→ **Work instructions**:
Note each line of the entries that includes "JSON". Then copy those lines.

▬▬▬▬▬▬▬▬▬▬

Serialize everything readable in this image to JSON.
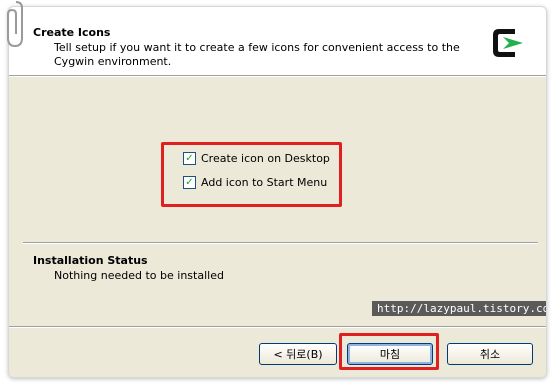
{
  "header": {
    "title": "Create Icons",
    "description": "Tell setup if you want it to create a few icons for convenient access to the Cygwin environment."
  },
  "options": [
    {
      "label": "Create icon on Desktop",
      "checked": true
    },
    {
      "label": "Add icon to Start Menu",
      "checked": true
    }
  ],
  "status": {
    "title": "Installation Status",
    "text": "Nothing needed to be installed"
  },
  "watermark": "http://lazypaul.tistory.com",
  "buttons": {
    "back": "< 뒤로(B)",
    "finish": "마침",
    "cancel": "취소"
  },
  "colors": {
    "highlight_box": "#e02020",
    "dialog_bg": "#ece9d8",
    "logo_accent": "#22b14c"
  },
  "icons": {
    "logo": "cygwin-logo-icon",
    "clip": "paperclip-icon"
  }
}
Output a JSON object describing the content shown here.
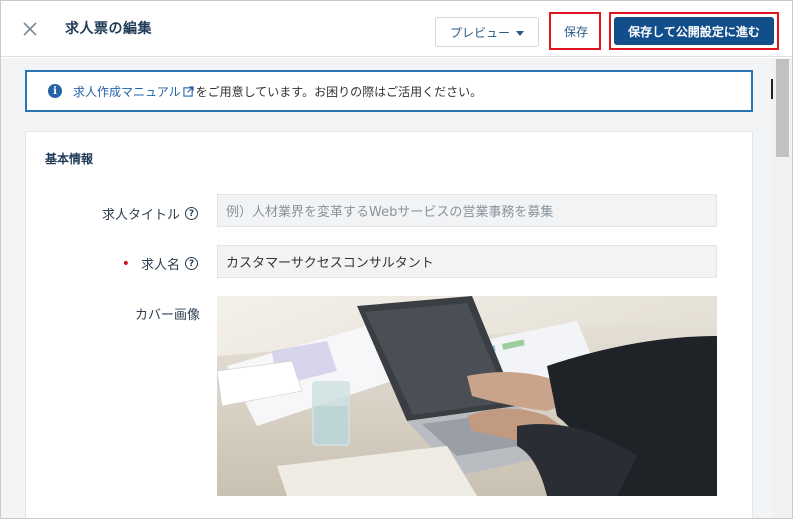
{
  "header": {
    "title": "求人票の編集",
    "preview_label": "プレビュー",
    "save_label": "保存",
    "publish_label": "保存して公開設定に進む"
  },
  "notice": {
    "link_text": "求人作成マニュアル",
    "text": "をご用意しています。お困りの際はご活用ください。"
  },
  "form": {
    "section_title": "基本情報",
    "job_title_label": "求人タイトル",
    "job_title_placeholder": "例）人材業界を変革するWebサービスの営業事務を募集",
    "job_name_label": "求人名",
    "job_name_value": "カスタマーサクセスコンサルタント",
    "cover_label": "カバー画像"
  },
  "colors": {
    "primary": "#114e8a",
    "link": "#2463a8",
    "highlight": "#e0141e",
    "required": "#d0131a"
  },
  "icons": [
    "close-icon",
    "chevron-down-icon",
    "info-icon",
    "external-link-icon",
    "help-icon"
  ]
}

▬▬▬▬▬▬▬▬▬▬

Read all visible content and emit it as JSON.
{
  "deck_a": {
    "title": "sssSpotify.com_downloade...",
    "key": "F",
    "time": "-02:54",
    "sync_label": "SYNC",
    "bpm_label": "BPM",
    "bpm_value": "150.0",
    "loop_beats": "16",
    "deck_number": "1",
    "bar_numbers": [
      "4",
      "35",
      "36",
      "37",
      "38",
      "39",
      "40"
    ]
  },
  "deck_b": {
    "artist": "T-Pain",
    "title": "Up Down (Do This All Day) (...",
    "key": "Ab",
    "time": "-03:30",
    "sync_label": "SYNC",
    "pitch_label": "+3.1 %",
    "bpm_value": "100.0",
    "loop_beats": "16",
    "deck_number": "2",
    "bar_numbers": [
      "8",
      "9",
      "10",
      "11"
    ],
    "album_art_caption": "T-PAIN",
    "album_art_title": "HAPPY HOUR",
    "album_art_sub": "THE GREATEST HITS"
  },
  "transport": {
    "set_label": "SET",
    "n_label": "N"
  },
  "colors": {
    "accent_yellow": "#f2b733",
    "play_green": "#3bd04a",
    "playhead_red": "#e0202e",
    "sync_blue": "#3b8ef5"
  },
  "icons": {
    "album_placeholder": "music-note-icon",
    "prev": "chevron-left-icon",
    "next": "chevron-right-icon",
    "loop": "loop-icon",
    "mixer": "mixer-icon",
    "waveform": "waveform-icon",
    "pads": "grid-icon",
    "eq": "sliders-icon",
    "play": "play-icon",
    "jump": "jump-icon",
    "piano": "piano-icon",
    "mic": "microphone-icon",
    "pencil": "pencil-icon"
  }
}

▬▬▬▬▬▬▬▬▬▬

→ **Task output**:
Serialize everything readable in this image to JSON.
Output a JSON object describing the content shown here.
Read all visible content and emit it as JSON.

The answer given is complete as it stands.